AIM OF THE TASK: Read the entries that follow and give each one again precisely.

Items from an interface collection
□ □ □ □ □ □ □
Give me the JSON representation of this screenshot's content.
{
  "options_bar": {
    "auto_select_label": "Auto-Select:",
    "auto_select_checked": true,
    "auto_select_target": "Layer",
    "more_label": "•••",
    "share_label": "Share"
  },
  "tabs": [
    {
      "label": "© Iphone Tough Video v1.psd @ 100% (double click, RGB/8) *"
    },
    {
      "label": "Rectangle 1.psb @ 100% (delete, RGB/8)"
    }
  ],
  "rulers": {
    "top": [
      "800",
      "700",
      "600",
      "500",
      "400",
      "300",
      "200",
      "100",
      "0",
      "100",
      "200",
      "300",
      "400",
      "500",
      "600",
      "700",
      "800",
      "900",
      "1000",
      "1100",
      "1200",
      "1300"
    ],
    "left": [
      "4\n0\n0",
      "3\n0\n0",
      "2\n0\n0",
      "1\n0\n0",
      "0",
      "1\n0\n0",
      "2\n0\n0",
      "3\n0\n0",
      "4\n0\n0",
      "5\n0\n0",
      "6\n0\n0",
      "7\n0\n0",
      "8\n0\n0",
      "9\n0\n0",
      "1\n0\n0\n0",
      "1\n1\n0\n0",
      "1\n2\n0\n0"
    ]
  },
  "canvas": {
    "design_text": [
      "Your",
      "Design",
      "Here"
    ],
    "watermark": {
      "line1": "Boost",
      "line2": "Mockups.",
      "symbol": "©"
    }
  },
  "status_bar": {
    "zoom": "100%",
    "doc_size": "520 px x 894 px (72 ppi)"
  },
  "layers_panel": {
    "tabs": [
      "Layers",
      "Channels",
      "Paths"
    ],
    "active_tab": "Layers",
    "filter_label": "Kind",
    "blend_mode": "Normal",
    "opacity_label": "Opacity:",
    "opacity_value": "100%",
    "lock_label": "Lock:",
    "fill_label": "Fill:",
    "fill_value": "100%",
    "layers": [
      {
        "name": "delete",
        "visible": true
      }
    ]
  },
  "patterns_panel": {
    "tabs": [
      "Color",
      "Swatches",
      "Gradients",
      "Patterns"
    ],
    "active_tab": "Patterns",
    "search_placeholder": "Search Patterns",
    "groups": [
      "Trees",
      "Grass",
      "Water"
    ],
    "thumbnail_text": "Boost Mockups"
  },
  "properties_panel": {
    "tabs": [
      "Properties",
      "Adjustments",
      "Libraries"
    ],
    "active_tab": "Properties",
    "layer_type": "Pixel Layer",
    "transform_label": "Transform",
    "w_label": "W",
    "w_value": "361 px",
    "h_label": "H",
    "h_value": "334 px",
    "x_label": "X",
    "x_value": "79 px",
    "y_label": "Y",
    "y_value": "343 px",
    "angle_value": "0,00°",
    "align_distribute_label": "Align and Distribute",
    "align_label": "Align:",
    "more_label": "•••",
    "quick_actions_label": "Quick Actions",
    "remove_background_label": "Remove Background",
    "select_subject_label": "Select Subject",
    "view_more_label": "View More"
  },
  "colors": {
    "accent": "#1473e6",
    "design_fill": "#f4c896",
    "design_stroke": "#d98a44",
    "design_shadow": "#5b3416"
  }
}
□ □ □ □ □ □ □
SOLVED EXERCISE:
Give me the JSON representation of this screenshot's content.
{
  "options_bar": {
    "auto_select_label": "Auto-Select:",
    "auto_select_checked": true,
    "auto_select_target": "Layer",
    "more_label": "•••",
    "share_label": "Share"
  },
  "tabs": [
    {
      "label": "© Iphone Tough Video v1.psd @ 100% (double click, RGB/8) *"
    },
    {
      "label": "Rectangle 1.psb @ 100% (delete, RGB/8)"
    }
  ],
  "rulers": {
    "top": [
      "800",
      "700",
      "600",
      "500",
      "400",
      "300",
      "200",
      "100",
      "0",
      "100",
      "200",
      "300",
      "400",
      "500",
      "600",
      "700",
      "800",
      "900",
      "1000",
      "1100",
      "1200",
      "1300"
    ],
    "left": [
      "4\n0\n0",
      "3\n0\n0",
      "2\n0\n0",
      "1\n0\n0",
      "0",
      "1\n0\n0",
      "2\n0\n0",
      "3\n0\n0",
      "4\n0\n0",
      "5\n0\n0",
      "6\n0\n0",
      "7\n0\n0",
      "8\n0\n0",
      "9\n0\n0",
      "1\n0\n0\n0",
      "1\n1\n0\n0",
      "1\n2\n0\n0"
    ]
  },
  "canvas": {
    "design_text": [
      "Your",
      "Design",
      "Here"
    ],
    "watermark": {
      "line1": "Boost",
      "line2": "Mockups.",
      "symbol": "©"
    }
  },
  "status_bar": {
    "zoom": "100%",
    "doc_size": "520 px x 894 px (72 ppi)"
  },
  "layers_panel": {
    "tabs": [
      "Layers",
      "Channels",
      "Paths"
    ],
    "active_tab": "Layers",
    "filter_label": "Kind",
    "blend_mode": "Normal",
    "opacity_label": "Opacity:",
    "opacity_value": "100%",
    "lock_label": "Lock:",
    "fill_label": "Fill:",
    "fill_value": "100%",
    "layers": [
      {
        "name": "delete",
        "visible": true
      }
    ]
  },
  "patterns_panel": {
    "tabs": [
      "Color",
      "Swatches",
      "Gradients",
      "Patterns"
    ],
    "active_tab": "Patterns",
    "search_placeholder": "Search Patterns",
    "groups": [
      "Trees",
      "Grass",
      "Water"
    ],
    "thumbnail_text": "Boost Mockups"
  },
  "properties_panel": {
    "tabs": [
      "Properties",
      "Adjustments",
      "Libraries"
    ],
    "active_tab": "Properties",
    "layer_type": "Pixel Layer",
    "transform_label": "Transform",
    "w_label": "W",
    "w_value": "361 px",
    "h_label": "H",
    "h_value": "334 px",
    "x_label": "X",
    "x_value": "79 px",
    "y_label": "Y",
    "y_value": "343 px",
    "angle_value": "0,00°",
    "align_distribute_label": "Align and Distribute",
    "align_label": "Align:",
    "more_label": "•••",
    "quick_actions_label": "Quick Actions",
    "remove_background_label": "Remove Background",
    "select_subject_label": "Select Subject",
    "view_more_label": "View More"
  },
  "colors": {
    "accent": "#1473e6",
    "design_fill": "#f4c896",
    "design_stroke": "#d98a44",
    "design_shadow": "#5b3416"
  }
}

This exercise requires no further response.